“Sometimes, you read a book and it fills you with this weird evangelical zeal, and you become convinced that the shattered world will never be put back together unless and until all living humans read the book.”
This statement is spoken by Hazel, the cancer-stricken protagonist in John Green’s The Fault In Our Stars. While she speaks this line in reference to her favorite book, I could not help but think that it exactly sums up how I feel about this book.
The story follows sixteen-year-old Hazel, whose stage-four thyroid cancer has her connected to an oxygen tank. She attends a weekly “cancer kid support group” and it is there that she meets the handsome Augustus Waters, whose cancer is in remission. They soon become friends, and not long after that, they become more than friends. Together, Hazel and Augustus face the struggles that come with understanding life and death, and being in love in the midst of it all.

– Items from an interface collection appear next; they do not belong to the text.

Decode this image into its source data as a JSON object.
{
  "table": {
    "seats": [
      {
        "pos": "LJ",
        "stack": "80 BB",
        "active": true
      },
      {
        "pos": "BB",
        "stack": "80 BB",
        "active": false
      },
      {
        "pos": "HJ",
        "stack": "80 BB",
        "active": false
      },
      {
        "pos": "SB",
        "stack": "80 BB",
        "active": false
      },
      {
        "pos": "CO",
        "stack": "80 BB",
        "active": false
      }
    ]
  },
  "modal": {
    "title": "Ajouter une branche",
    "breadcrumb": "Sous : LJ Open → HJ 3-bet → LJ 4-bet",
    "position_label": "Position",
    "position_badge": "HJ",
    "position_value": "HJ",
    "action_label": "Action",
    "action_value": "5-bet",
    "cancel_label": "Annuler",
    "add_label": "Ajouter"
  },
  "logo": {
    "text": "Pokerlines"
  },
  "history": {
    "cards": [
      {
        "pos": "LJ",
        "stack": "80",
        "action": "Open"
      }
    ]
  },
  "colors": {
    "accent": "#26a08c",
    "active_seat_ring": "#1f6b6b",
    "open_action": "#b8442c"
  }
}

While this kind of plot could easily turn into a cheesy romance (Nicholas Sparks’ A Walk To Remember comes to mind), it doesn’t go there. These characters are real, and this story captures all aspects of what it is to be human. If you are looking for a book that is funny, raw, honest and touching, then The Fault In Our Stars is for you.